Moving onto 2022, you have the Cybertruck and Semitruck launches in late 2021, and Berlin factory production ramp. Thus, by 2022, the Cybertruck will be widely available, the Semitruck will start deliveries, and the Berlin factory will be fully operational. Those three huge catalysts will help Tesla tap into the enormous global trucking market, and accelerate growth in the currently underpenetrated European EV market.
Then, in 2023, Tesla is promising us a $25,000 electric car. I don’t really need to explain why a Tesla EV at a $25,000 price point would be a game-changer for the world. It also looks like Tesla’s self-driving tech will be more fully fleshed out by 2023, and if so, hype surrounding this new tech will drum up even more demand, especially if Tesla sells that tech in its $25,000 car (thereby delivering self-driving to the masses).
Overall, then, the Tesla growth narrative should accelerate meaningfully over the next few years. Revenues will ramp. Margins will improve. Profits will soar. And the TSLA stock price will keep moving higher.
Big Upside Potential for Tesla Stock
As I’ve said before, between its auto and energy businesses, Tesla is a trillion dollar company in the making.
The math here is simple.
By 2035, I see revenues measuring somewhere around $400 billion, with $180 billion coming from auto (on the assumption that Tesla continues to dominate a global EV market that increasingly disrupts the legacy auto market), $187.5 billion coming from energy (on the assumption that Tesla leverages its leading solar and battery storage technology to become the world’s largest solar panel and battery storage provider), and the rest coming from related services.
Gross margins should hover above 25%, while the opex rate should fall with scale towards the high single-digit range, implying a company-wide operating margin of ~20%.
That implies operating profits of $80 billion. After taking out interest and taxes, that could easily flow into $65 billion in net profits.
The market’s historically average forward price-to-earnings ratio is 17. Based on that multiple, Tesla will be worth more than a trillion dollars by the 2030s.
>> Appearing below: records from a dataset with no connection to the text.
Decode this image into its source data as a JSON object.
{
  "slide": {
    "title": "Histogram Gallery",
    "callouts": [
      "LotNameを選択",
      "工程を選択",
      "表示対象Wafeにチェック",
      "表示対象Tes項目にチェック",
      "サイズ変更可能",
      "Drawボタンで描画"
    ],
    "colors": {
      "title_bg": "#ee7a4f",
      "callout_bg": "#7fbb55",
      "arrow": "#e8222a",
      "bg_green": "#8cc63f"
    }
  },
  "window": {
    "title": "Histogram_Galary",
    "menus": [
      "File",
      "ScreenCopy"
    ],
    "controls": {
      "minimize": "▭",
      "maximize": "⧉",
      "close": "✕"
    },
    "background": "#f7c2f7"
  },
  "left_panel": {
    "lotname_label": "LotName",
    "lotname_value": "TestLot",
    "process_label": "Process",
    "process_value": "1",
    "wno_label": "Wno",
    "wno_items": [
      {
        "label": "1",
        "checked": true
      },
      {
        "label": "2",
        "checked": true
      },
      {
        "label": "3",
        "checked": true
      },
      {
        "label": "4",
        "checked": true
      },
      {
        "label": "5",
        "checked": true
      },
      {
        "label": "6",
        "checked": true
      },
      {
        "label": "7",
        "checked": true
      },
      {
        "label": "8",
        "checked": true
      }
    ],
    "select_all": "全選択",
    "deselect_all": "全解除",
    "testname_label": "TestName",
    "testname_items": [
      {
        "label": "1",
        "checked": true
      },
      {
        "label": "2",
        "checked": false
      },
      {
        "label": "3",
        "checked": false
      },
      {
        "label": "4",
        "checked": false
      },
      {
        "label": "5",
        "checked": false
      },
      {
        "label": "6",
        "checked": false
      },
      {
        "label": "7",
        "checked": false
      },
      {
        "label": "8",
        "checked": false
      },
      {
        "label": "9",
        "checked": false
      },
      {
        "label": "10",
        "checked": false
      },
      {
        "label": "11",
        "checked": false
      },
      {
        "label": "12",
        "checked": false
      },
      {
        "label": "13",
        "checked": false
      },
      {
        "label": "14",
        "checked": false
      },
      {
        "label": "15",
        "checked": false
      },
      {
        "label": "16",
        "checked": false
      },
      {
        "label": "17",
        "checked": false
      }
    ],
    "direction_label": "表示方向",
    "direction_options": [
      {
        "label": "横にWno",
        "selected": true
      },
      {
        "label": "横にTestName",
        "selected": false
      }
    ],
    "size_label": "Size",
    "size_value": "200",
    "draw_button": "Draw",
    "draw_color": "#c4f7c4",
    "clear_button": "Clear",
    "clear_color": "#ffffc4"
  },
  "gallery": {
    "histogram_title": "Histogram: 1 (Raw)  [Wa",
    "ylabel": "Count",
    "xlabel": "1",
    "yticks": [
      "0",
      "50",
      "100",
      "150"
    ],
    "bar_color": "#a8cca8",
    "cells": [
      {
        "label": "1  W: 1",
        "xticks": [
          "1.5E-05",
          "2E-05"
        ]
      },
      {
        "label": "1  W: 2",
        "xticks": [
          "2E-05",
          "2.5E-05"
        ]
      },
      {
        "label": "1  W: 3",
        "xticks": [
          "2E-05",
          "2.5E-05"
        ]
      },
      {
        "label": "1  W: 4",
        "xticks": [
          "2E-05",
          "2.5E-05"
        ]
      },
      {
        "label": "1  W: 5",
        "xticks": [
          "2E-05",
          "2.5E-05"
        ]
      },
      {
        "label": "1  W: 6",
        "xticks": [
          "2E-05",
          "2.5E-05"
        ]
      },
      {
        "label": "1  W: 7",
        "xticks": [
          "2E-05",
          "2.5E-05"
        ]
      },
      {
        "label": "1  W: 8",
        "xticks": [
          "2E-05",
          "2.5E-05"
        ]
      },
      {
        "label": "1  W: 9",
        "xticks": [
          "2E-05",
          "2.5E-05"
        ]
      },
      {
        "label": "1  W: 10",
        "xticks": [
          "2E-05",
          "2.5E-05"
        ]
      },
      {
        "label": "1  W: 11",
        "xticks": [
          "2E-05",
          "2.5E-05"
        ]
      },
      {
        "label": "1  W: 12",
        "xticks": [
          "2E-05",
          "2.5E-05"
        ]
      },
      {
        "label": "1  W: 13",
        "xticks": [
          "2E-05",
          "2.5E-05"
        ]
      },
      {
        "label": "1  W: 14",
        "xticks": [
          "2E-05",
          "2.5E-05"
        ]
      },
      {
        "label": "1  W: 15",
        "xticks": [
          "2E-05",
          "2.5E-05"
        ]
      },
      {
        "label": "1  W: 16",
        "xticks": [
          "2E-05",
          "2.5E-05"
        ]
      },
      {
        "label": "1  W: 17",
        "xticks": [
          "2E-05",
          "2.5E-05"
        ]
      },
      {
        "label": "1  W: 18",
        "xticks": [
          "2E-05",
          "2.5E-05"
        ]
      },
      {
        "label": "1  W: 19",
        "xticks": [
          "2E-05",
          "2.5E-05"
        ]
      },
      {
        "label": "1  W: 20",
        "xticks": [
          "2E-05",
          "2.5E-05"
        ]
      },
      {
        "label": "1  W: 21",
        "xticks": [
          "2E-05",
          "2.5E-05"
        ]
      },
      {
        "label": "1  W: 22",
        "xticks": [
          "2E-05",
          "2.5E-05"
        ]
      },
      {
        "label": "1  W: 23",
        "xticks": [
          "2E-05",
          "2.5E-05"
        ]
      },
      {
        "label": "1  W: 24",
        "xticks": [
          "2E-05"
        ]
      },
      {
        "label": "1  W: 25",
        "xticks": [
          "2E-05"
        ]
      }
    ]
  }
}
Bottom Line on TSLA Stock
It’s that simple.
On the date of publication, Luke Lango did not have (either directly or indirectly) any positions in the securities mentioned in this article.